MINNEAPOLIS -- As you've surely heard by now, Cardinals ace and National League starting pitcher Adam Wainwright in essence admitted to grooving a couple of pitches to Derek Jeter, who wound up hitting a leadoff double in his final All-Star Game. After a social-media backlash, Wainwright back-tracked on his initial comments, but those words remain his words.
In any event, Jeter would later notch a single off Reds right-hander Alfredo Simon. After his outing was done, here's what Simon had to say about that:
“I tried to get him out, but if he got a base hit, it's no big deal. It's the All-Star Game. I'm happy for him."
Noticing an undercurrent here? [I]t's no big deal. It's the All-Star Game. Although many players go through the motions during All-Star week of feigning seriousness and a sense of purpose, most don't really care about the All-Star Game. They're absolutely right not to care.
The goings-on with Jeter on Tuesday night -- pitches being grooved, hits off his bat almost being welcomed by the pitcher on the mound -- proves that players aren't serious about the game. They realize that it's factually an exhibition, and it's a game heralded by mascots on the red carpet and mic'd-up Disney Channel personalities playing softball. The only thing serious about the All-Star Game is Bud Selig's most famous contrivance -- that the outcome shall determine home-field advantage in the World Series.
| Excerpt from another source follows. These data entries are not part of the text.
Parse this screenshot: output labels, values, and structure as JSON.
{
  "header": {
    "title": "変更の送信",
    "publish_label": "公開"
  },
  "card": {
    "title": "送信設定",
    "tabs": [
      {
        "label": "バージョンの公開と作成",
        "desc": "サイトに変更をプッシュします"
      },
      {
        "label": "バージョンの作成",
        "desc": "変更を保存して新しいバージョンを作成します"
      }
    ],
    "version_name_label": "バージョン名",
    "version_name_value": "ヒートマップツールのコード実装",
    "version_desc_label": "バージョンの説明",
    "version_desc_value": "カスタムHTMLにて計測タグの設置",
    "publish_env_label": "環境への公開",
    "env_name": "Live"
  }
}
I break no news when I point out that it's a lurch toward manufactured importance and one woefully out of step with everything else about the All-Star Game. We've known this for some time, but Tuesday night's events reminded us in a very clear way. There's a structure in place designed to make players care about the game, and they still don't. If they did, Wainwright wouldn't have presented Jeter with such a consenting pitch, and Simon would have at least cared a little that he himself gave up a hit to the Captain.
If we must yoke home-field advantage to something, then yoke it to best overall record. It wouldn't be entirely fair, since the leagues never match up in terms of quality and strength, but at least it gives the best teams incentive to play out the regular season even with the division in hand, and at least it's dependent upon games that count in the standings.
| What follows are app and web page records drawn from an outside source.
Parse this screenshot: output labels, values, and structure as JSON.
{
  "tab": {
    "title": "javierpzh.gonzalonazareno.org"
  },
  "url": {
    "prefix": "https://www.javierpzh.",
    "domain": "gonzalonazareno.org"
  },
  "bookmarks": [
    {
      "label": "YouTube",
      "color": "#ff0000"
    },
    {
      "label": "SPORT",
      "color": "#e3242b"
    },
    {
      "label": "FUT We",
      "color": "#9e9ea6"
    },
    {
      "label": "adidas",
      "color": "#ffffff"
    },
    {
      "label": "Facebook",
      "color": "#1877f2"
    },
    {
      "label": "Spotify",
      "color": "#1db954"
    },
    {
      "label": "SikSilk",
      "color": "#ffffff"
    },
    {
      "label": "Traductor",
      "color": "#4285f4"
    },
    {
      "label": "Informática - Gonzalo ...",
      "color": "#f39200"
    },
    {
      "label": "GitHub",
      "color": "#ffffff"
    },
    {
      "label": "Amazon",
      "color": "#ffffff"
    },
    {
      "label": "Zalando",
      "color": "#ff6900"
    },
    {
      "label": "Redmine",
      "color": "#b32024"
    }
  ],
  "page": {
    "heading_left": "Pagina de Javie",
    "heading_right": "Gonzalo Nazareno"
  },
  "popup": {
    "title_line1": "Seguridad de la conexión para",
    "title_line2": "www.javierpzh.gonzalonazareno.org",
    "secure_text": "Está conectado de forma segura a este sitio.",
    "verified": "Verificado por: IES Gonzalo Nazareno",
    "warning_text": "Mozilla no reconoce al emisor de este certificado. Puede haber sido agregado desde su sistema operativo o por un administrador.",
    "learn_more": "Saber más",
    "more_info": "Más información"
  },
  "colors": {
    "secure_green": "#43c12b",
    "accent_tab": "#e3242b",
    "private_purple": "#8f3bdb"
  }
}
On Tuesday night, though, we were reminded that home-field advantage in the World Series is decided by a game in which managers try to get as many players into the game as possible -- not unlike a Wednesday night Little League game. On the other hand, you don't commonly see grooved pitches in a Wednesday night Little League game, so perhaps the comparison oversells the seriousness of the AL's 5-3 victory.
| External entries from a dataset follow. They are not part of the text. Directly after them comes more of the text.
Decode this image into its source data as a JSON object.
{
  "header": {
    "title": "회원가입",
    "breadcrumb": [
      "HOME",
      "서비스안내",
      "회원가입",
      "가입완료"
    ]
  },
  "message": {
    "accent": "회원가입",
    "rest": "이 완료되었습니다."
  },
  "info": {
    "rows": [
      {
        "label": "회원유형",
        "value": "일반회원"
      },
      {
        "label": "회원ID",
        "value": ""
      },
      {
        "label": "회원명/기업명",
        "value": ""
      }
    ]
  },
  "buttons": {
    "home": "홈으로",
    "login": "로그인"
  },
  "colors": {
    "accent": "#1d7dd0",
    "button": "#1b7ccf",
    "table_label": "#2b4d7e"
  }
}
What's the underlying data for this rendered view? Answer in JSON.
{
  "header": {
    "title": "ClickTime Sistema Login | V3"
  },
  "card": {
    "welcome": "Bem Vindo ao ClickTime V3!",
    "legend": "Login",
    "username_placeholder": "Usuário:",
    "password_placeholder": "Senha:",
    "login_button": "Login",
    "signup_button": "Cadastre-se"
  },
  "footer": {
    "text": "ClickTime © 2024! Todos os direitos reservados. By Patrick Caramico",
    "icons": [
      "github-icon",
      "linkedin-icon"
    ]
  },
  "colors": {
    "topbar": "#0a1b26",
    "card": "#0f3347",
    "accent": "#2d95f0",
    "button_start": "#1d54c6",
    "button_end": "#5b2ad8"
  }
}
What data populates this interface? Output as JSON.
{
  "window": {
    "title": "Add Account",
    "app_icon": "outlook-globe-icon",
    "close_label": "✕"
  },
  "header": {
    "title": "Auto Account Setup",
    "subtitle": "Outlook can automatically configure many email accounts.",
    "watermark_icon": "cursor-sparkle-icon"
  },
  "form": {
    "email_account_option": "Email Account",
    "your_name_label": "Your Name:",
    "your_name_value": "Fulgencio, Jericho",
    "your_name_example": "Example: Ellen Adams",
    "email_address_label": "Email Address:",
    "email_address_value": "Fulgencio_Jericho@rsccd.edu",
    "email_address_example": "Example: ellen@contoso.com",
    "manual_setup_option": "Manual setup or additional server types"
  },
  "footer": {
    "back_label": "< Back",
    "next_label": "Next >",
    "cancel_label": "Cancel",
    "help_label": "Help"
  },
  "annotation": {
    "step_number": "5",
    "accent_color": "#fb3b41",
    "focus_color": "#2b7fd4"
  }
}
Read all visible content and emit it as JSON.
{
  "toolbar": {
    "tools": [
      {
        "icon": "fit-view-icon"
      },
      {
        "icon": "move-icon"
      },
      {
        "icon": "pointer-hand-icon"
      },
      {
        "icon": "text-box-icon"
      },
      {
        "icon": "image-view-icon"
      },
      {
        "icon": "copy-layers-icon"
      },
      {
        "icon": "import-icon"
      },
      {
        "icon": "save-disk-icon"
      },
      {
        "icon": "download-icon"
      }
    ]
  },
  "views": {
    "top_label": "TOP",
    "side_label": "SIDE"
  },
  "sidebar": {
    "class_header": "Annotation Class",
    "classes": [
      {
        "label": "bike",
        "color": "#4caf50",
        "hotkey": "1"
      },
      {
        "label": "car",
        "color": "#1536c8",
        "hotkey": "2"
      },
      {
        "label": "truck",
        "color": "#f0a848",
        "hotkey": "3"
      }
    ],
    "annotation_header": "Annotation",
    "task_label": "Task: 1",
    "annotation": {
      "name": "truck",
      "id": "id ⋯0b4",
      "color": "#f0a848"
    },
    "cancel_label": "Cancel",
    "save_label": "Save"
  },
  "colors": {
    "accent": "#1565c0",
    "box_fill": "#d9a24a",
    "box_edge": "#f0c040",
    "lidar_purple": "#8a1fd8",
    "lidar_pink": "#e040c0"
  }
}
But, hey, the game counts and stuff. Just not to anyone who plays it.